Some Thoughts on the Kingdom of God

I have been soaking up Bruce Waltke’s magnum opus A Theology of the Old Testament. Waltke, one of the world’s foremost Hebrew and Old Testament scholars has given the church a great resource in this, his latest book. It is a wonderful addition to the work of biblical theology which is sorely needed by pastors and teachers. The tendency for therapeutic moralism, so prominent in evangelical pulpits is a result of ignorance in biblical theology. The same could be said for the fanciful interpretations of modern millenarian dispensationalism which also could be corrected with a proper understanding of biblical theology.

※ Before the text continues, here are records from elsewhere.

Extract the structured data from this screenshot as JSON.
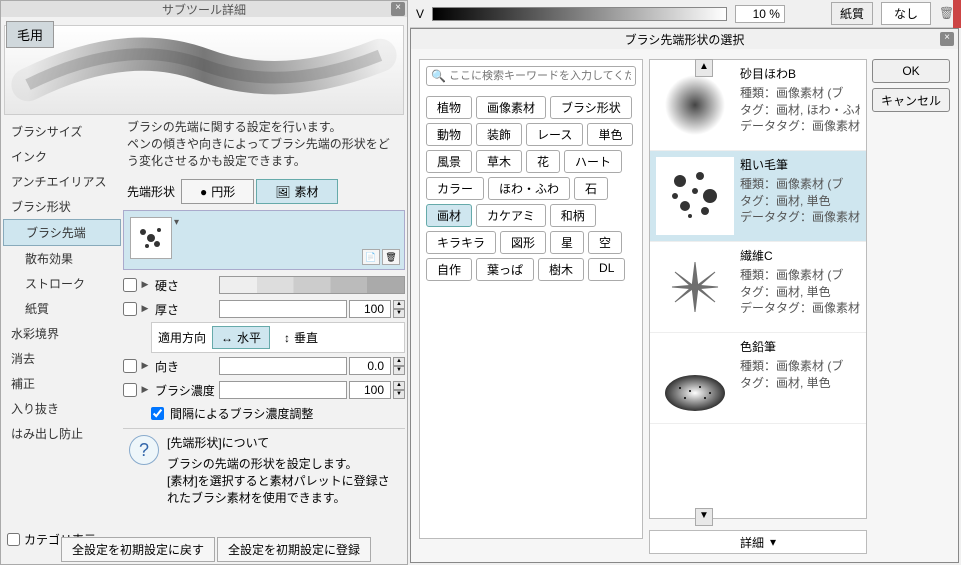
{
  "top": {
    "v_label": "V",
    "percent": "10 %",
    "paper": "紙質",
    "none": "なし"
  },
  "subtool": {
    "title": "サブツール詳細",
    "tab": "毛用",
    "desc": "ブラシの先端に関する設定を行います。\nペンの傾きや向きによってブラシ先端の形状をどう変化させるかも設定できます。",
    "sidebar": [
      "ブラシサイズ",
      "インク",
      "アンチエイリアス",
      "ブラシ形状",
      "ブラシ先端",
      "散布効果",
      "ストローク",
      "紙質",
      "水彩境界",
      "消去",
      "補正",
      "入り抜き",
      "はみ出し防止"
    ],
    "sidebar_selected": 4,
    "tip": {
      "label": "先端形状",
      "circle": "円形",
      "material": "素材"
    },
    "rows": {
      "hardness": {
        "label": "硬さ",
        "value": ""
      },
      "thickness": {
        "label": "厚さ",
        "value": "100"
      },
      "direction": {
        "label": "適用方向",
        "horiz": "水平",
        "vert": "垂直"
      },
      "angle": {
        "label": "向き",
        "value": "0.0"
      },
      "density": {
        "label": "ブラシ濃度",
        "value": "100"
      },
      "interval": {
        "label": "間隔によるブラシ濃度調整"
      }
    },
    "info": {
      "title": "[先端形状]について",
      "body": "ブラシの先端の形状を設定します。\n[素材]を選択すると素材パレットに登録されたブラシ素材を使用できます。"
    },
    "category": "カテゴリ表示",
    "reset": "全設定を初期設定に戻す",
    "register": "全設定を初期設定に登録"
  },
  "dialog": {
    "title": "ブラシ先端形状の選択",
    "search_placeholder": "ここに検索キーワードを入力してくだ…",
    "tags": [
      "植物",
      "画像素材",
      "ブラシ形状",
      "動物",
      "装飾",
      "レース",
      "単色",
      "風景",
      "草木",
      "花",
      "ハート",
      "カラー",
      "ほわ・ふわ",
      "石",
      "画材",
      "カケアミ",
      "和柄",
      "キラキラ",
      "図形",
      "星",
      "空",
      "自作",
      "葉っぱ",
      "樹木",
      "DL"
    ],
    "selected_tag": "画材",
    "materials": [
      {
        "name": "砂目ほわB",
        "type": "種類：画像素材 (ブ",
        "tags": "タグ：画材, ほわ・ふわ",
        "datatag": "データタグ：画像素材"
      },
      {
        "name": "粗い毛筆",
        "type": "種類：画像素材 (ブ",
        "tags": "タグ：画材, 単色",
        "datatag": "データタグ：画像素材"
      },
      {
        "name": "繊維C",
        "type": "種類：画像素材 (ブ",
        "tags": "タグ：画材, 単色",
        "datatag": "データタグ：画像素材"
      },
      {
        "name": "色鉛筆",
        "type": "種類：画像素材 (ブ",
        "tags": "タグ：画材, 単色",
        "datatag": ""
      }
    ],
    "selected_material": 1,
    "detail": "詳細",
    "ok": "OK",
    "cancel": "キャンセル"
  }
}
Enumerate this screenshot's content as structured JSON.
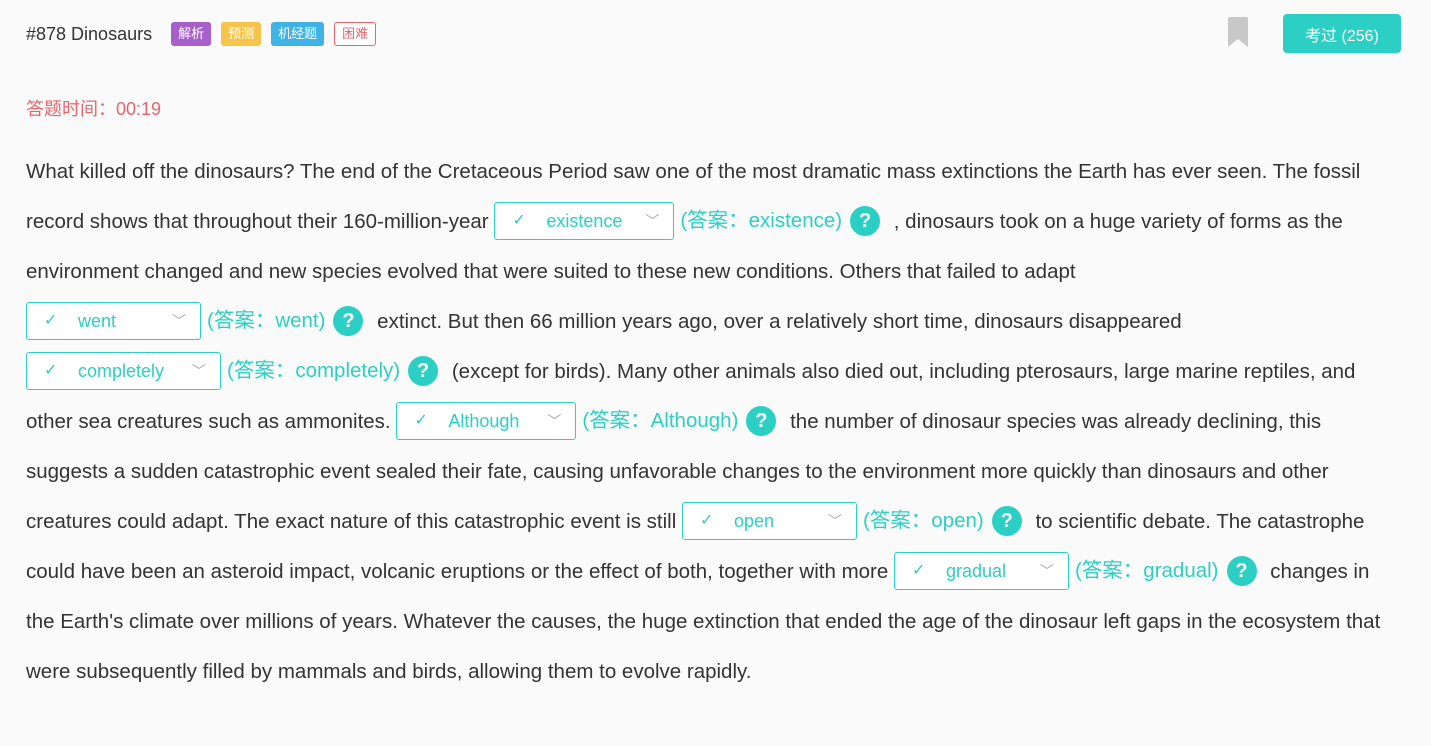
{
  "colors": {
    "accent": "#2ccfc3",
    "timer": "#e5676d",
    "tag_analysis": "#a760c9",
    "tag_predict": "#f5c44a",
    "tag_machine": "#3fb3e5",
    "tag_hard": "#e5676d",
    "bookmark": "#c8c8c8"
  },
  "header": {
    "title": "#878 Dinosaurs",
    "tags": [
      "解析",
      "预测",
      "机经题",
      "困难"
    ],
    "bookmark_icon": "bookmark-icon",
    "pass_button": "考过 (256)"
  },
  "timer": "答题时间：00:19",
  "passage": {
    "segments": [
      "What killed off the dinosaurs? The end of the Cretaceous Period saw one of the most dramatic mass extinctions the Earth has ever seen. The fossil record shows that throughout their 160-million-year ",
      " , dinosaurs took on a huge variety of forms as the environment changed and new species evolved that were suited to these new conditions. Others that failed to adapt ",
      " extinct. But then 66 million years ago, over a relatively short time, dinosaurs disappeared ",
      " (except for birds). Many other animals also died out, including pterosaurs, large marine reptiles, and other sea creatures such as ammonites. ",
      " the number of dinosaur species was already declining, this suggests a sudden catastrophic event sealed their fate, causing unfavorable changes to the environment more quickly than dinosaurs and other creatures could adapt. The exact nature of this catastrophic event is still ",
      " to scientific debate. The catastrophe could have been an asteroid impact, volcanic eruptions or the effect of both, together with more ",
      " changes in the Earth's climate over millions of years. Whatever the causes, the huge extinction that ended the age of the dinosaur left gaps in the ecosystem that were subsequently filled by mammals and birds, allowing them to evolve rapidly."
    ],
    "blanks": [
      {
        "selected": "existence",
        "answer": "(答案：existence)"
      },
      {
        "selected": "went",
        "answer": "(答案：went)"
      },
      {
        "selected": "completely",
        "answer": "(答案：completely)"
      },
      {
        "selected": "Although",
        "answer": "(答案：Although)"
      },
      {
        "selected": "open",
        "answer": "(答案：open)"
      },
      {
        "selected": "gradual",
        "answer": "(答案：gradual)"
      }
    ],
    "check_glyph": "✓",
    "chevron_glyph": "﹀",
    "help_glyph": "?"
  }
}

If you are wondering at the term “biblical theology” I certainly understand. What, after all, is theology if not “biblical”? But biblical theology is a technical term associated with a particular approach to understanding the central themes of the biblical text. James Barr has written, “Biblical theology is concerned with the vital central ‘message’ of biblical texts.” This, he writes, is to make possible “a composite and yet unitary ‘witness’ to ultimate theological truth.” Gerhard Hasel writes that the task of biblical theology “is to provide summary explanations and interpretation to the final form of these blocks of writing[the books of the Bible], with a view to letting their various themes emerge, to indicate their dynamic interrelationship, including their continuities and discontinuities with one another, and to expose the progressive revelation of divine matters.”

Waltke understands the Kingdom of God to be the central unifying theme of the Bible. He seeks to establish that “the center of the Old Testament, the message that accommodates all its themes, is that Israel’s sublime God, whose attributes hold in tension his holiness and mercy, glorifies himself by establishing his universal rule over his volitional creatures on earth through Jesus Christ and his covenant people”
(p. 144).

Certainly, the central theme of Jesus’ preaching was the Kingdom of God. His perfect obedience was a model of the moral perfection and holiness of the King. The miracles, including those over nature, sickness, and demonic forces, showed off the supreme power of the King. The teachings of Jesus communicated, to those who had ears to hear, the nature and values of the King and His Kingdom. Jesus declared that he summed up the Kingdom of God; that he was the very in-breaking of the Kingdom.

In the model prayer Jesus instructs us to petition God: “Your kingdom come.” That petition, Walkte writes, “entails that God establishes his rule over his elect covenant people through the kingship of Jesus Christ, who by the Holy Spirit places God’s imperative rule upon the hearts of those whom Christ has freed from the slavery of Satan, sin, and death. This center entails that the God of the Old Testament is the Father of Jesus Christ in the New Testament; that he world is in rebellion against him; and that to fulfill his purposes he acts in history according to his inscrutable elective purposes, choosing when, where, how, and with whom he breaks in, without necessarily explaining why. He is the ruler of creation and of history, the two themes that dominate the praise psalms in Israel’s psalter”
(p. 145).

The point that God works within history must not be missed. Certainly, God is over and above history. He is not subject to the limits of time or special dimensions. However, God uses means to establish his kingdom and he does so progressively. In other words, it is true that in Jesus Christ, the Kingdom had come. And yet, there is a “not yet” reality to the Kingdom of God. While his rule and authority are unassailable and ultimate the final consummation waits to be established. “The holy and merciful God continually irrupts into history to establish his kingdom for the hallowing of his name…In this he will not fail because of the faithful, unsullied obedience of Jesus Christ, to whom every knee will one day bow.”